Sexual Assault Nursing Examiner services available for students
Survivors of sexual assault in Mount Pleasant will no longer have to find transportation to get specialized medical treatment.
A community partnership between the Saginaw Chippewa Indian Tribe, Central Michigan University, McLaren-Central Michigan and Women's Aid Service has reinstated the Sexual Assault Nurse Examiner program at McLaren-Central Michigan, providing services to people 12 years or older.
After someone has been sexually assaulted, the person can go to McLaren-Central Michigan for treatment relating to their assault, which includes emergency contraception, trauma response, sexually transmitted infection testing and treatment, forensic medical care and referral to further support services such as counseling.
If these services are not administered by a SANE nurse, there is a possibility they could be administered inappropriately and ineffectively, said CMU Police Lt. Larry Klaus.
"These services are essential because it's part of the survivor's long road to recovery," Klaus said.
Before the services were restored, CMUPD offered rides to survivors of sexual misconduct to get SANE services. This usually involved traveling to Midland or Lansing, Klaus said.
"Administering the services generally takes around three hours," Klaus said. "It was not the most accommodating."

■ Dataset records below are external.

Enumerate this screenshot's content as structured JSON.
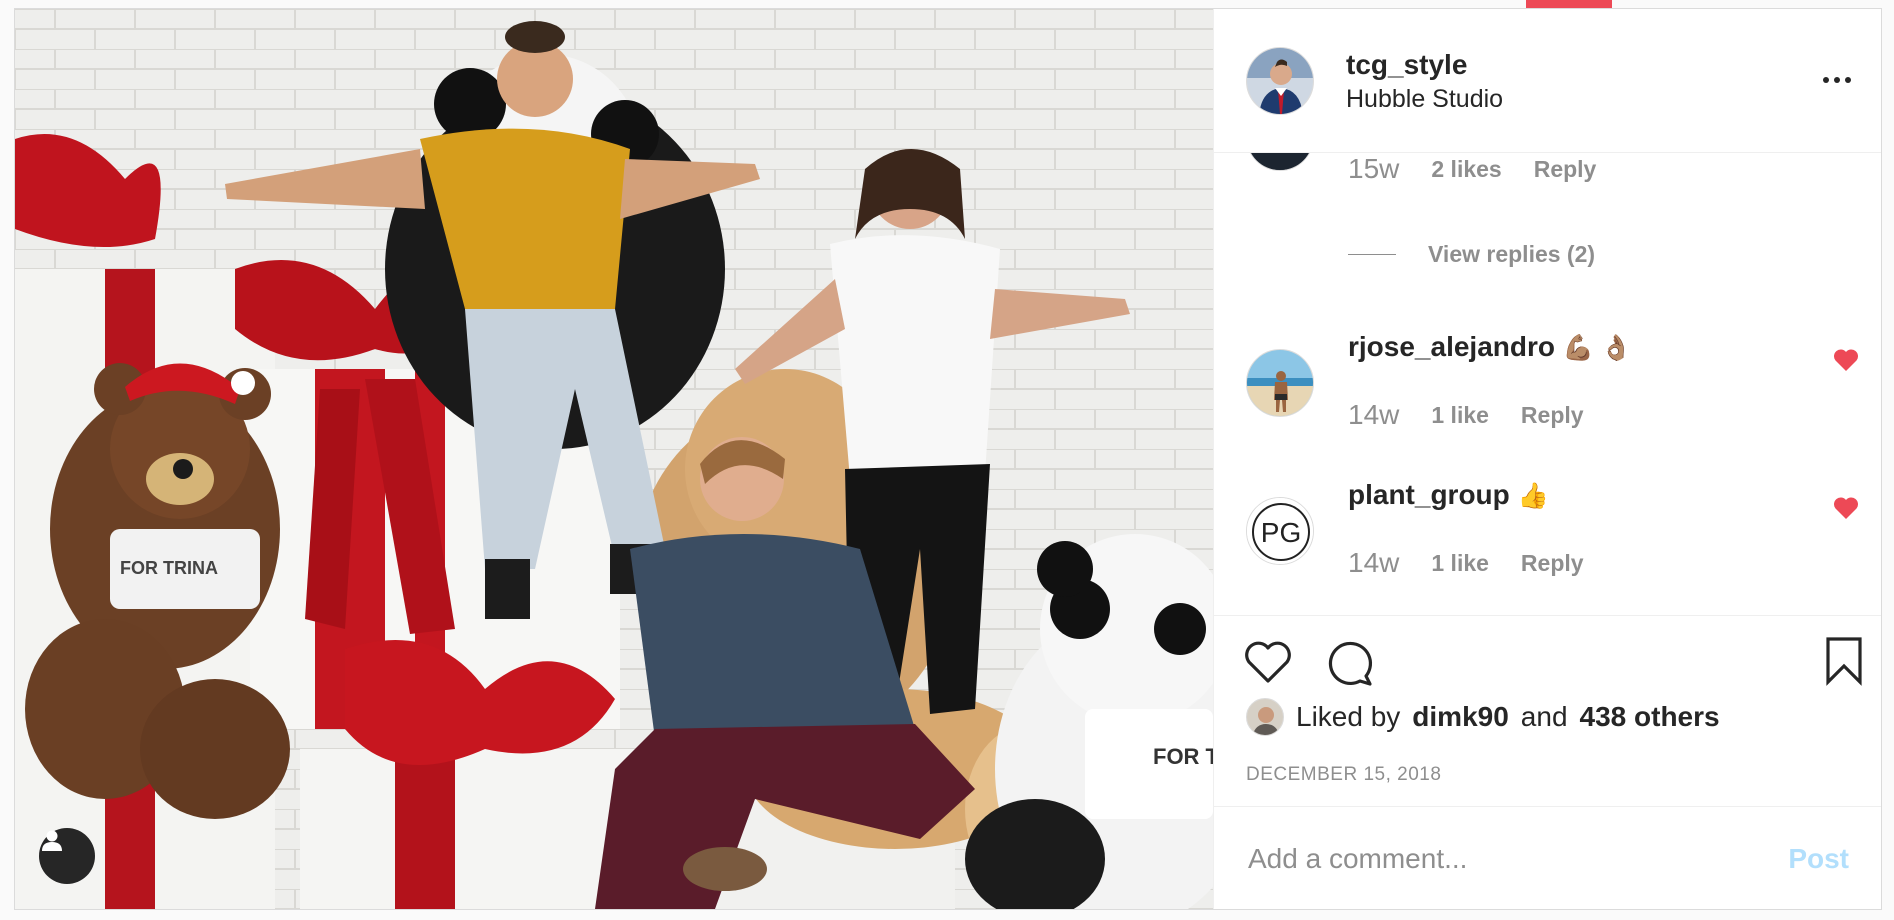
{
  "post": {
    "owner": {
      "username": "tcg_style",
      "location": "Hubble Studio"
    },
    "photo_caption_tag": "FOR TRINA",
    "photo_caption_tag2": "FOR T",
    "comments_top": {
      "time": "15w",
      "likes": "2 likes",
      "reply": "Reply",
      "view_replies": "View replies (2)"
    },
    "comments": [
      {
        "author": "rjose_alejandro",
        "emoji": "💪🏽 👌🏽",
        "time": "14w",
        "likes": "1 like",
        "reply": "Reply",
        "liked": true
      },
      {
        "author": "plant_group",
        "emoji": "👍",
        "time": "14w",
        "likes": "1 like",
        "reply": "Reply",
        "liked": true
      }
    ],
    "liked_by": {
      "prefix": "Liked by",
      "user": "dimk90",
      "connector": "and",
      "others": "438 others"
    },
    "date": "DECEMBER 15, 2018",
    "comment_box": {
      "placeholder": "Add a comment...",
      "post_label": "Post"
    },
    "avatar_initials_pg": "PG"
  },
  "colors": {
    "heart": "#ed4956",
    "post_disabled": "#b2dffc",
    "muted": "#8e8e8e",
    "text": "#262626"
  },
  "icons": [
    "user-tag-icon",
    "more-icon",
    "heart-icon",
    "comment-icon",
    "bookmark-icon"
  ]
}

Last year Klaus said CMUPD had to transport students about six times to get SANE services. Getting transportation to services in a timely manner is important because there is a 120-hour window where forensic evidence is lost if a survivor doesn't have access to services.

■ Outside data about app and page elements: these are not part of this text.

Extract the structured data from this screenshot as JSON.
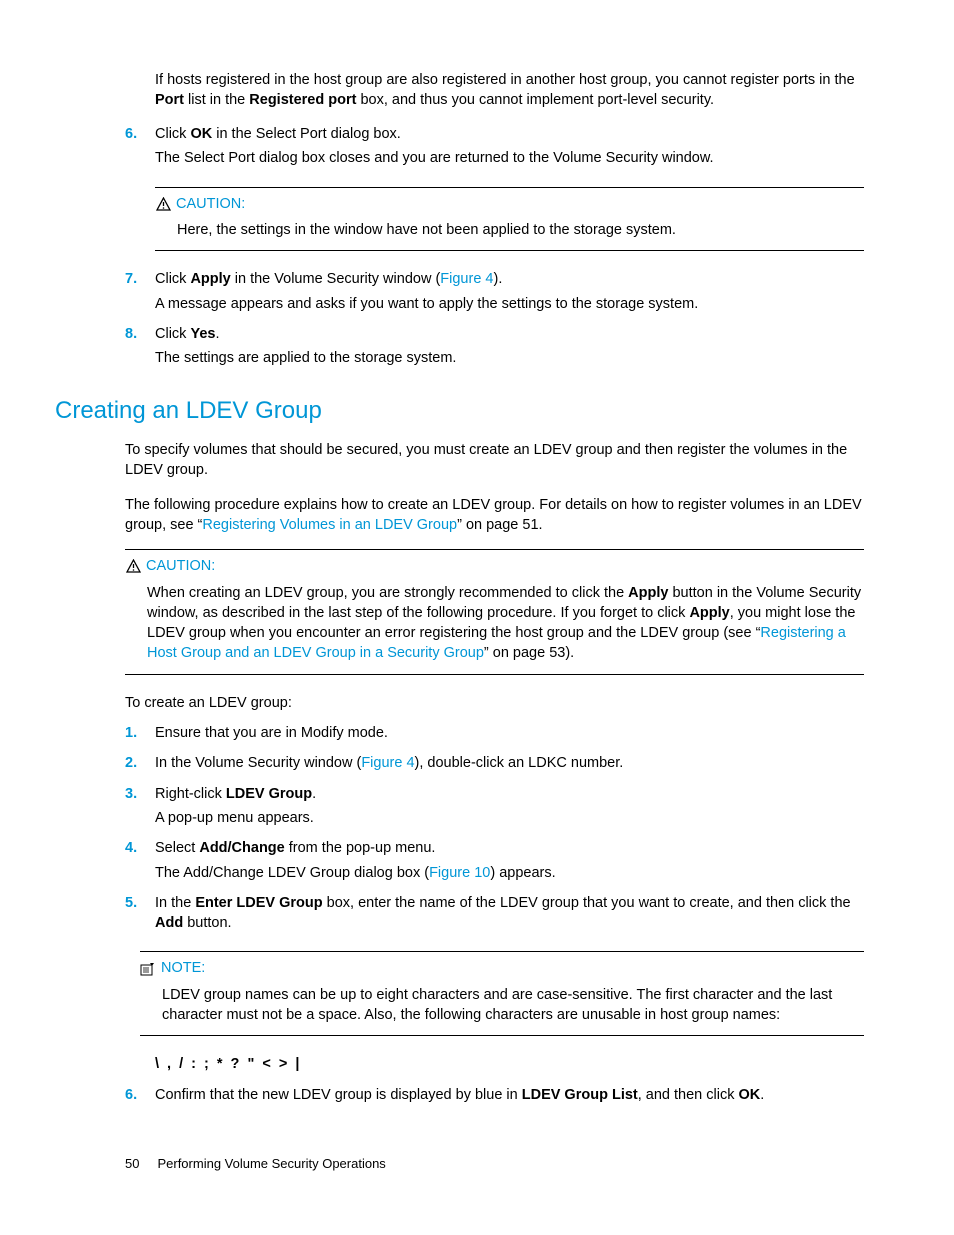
{
  "intro_para": {
    "t1": "If hosts registered in the host group are also registered in another host group, you cannot register ports in the ",
    "b1": "Port",
    "t2": " list in the ",
    "b2": "Registered port",
    "t3": " box, and thus you cannot implement port-level security."
  },
  "steps_a": {
    "s6": {
      "num": "6.",
      "l1a": "Click ",
      "l1b": "OK",
      "l1c": " in the Select Port dialog box.",
      "l2": "The Select Port dialog box closes and you are returned to the Volume Security window."
    },
    "s7": {
      "num": "7.",
      "l1a": "Click ",
      "l1b": "Apply",
      "l1c": " in the Volume Security window (",
      "link": "Figure 4",
      "l1d": ").",
      "l2": "A message appears and asks if you want to apply the settings to the storage system."
    },
    "s8": {
      "num": "8.",
      "l1a": "Click ",
      "l1b": "Yes",
      "l1c": ".",
      "l2": "The settings are applied to the storage system."
    }
  },
  "caution1": {
    "label": "CAUTION:",
    "body": "Here, the settings in the window have not been applied to the storage system."
  },
  "h2": "Creating an LDEV Group",
  "sec_p1": "To specify volumes that should be secured, you must create an LDEV group and then register the volumes in the LDEV group.",
  "sec_p2": {
    "t1": "The following procedure explains how to create an LDEV group. For details on how to register volumes in an LDEV group, see “",
    "link": "Registering Volumes in an LDEV Group",
    "t2": "” on page 51."
  },
  "caution2": {
    "label": "CAUTION:",
    "t1": "When creating an LDEV group, you are strongly recommended to click the ",
    "b1": "Apply",
    "t2": " button in the Volume Security window, as described in the last step of the following procedure. If you forget to click ",
    "b2": "Apply",
    "t3": ", you might lose the LDEV group when you encounter an error registering the host group and the LDEV group (see “",
    "link": "Registering a Host Group and an LDEV Group in a Security Group",
    "t4": "” on page 53)."
  },
  "lead": "To create an LDEV group:",
  "steps_b": {
    "s1": {
      "num": "1.",
      "l1": "Ensure that you are in Modify mode."
    },
    "s2": {
      "num": "2.",
      "l1a": "In the Volume Security window (",
      "link": "Figure 4",
      "l1b": "), double-click an LDKC number."
    },
    "s3": {
      "num": "3.",
      "l1a": "Right-click ",
      "l1b": "LDEV Group",
      "l1c": ".",
      "l2": "A pop-up menu appears."
    },
    "s4": {
      "num": "4.",
      "l1a": "Select ",
      "l1b": "Add/Change",
      "l1c": " from the pop-up menu.",
      "l2a": "The Add/Change LDEV Group dialog box (",
      "link": "Figure 10",
      "l2b": ") appears."
    },
    "s5": {
      "num": "5.",
      "l1a": "In the ",
      "l1b": "Enter LDEV Group",
      "l1c": " box, enter the name of the LDEV group that you want to create, and then click the ",
      "l1d": "Add",
      "l1e": " button."
    },
    "s6": {
      "num": "6.",
      "l1a": "Confirm that the new LDEV group is displayed by blue in ",
      "l1b": "LDEV Group List",
      "l1c": ", and then click ",
      "l1d": "OK",
      "l1e": "."
    }
  },
  "note": {
    "label": "NOTE:",
    "body": "LDEV group names can be up to eight characters and are case-sensitive. The first character and the last character must not be a space. Also, the following characters are unusable in host group names:"
  },
  "chars": "\\ , / : ; * ? \" < > |",
  "footer": {
    "page": "50",
    "title": "Performing Volume Security Operations"
  }
}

"When we had a student that came to us, we got them to the service," Klaus said. "We're always going in order to make sure our students are taken care of."
A group of nurses volunteered to take the required 40 hours of training to get SANE certified to provide the services that have been absent from Isabella County since 2013, due to a reduction in grant funding.
"I hope the service will never have to be used, but that’s not the case," said Anthony Voisin, associate vice president of student affairs. "There will be situations on campus and off campus, involving students and not involving students. Now that we have this service locally, it’s great for survivors to not have to be transported to Lansing."
Grant money from the Saginaw Chippewa Indian Tribe was reallocated in support of SANE efforts in September 2015 and the program officially became available once more in June 2016.
People who use SANE are not charged for the administering of services, Klaus said.
Survivors can get all of the services and have the choice of launching an investigation through law enforcement if they so choose. If the perpetrator is a CMU student, they can also choose to pursue an investigation at the university level.
"At CMU, we understood the importance of having these services," Voisin said. "We decided to collaborate with the tribe and the hospital to ensure we could get those services back here for campus and the community."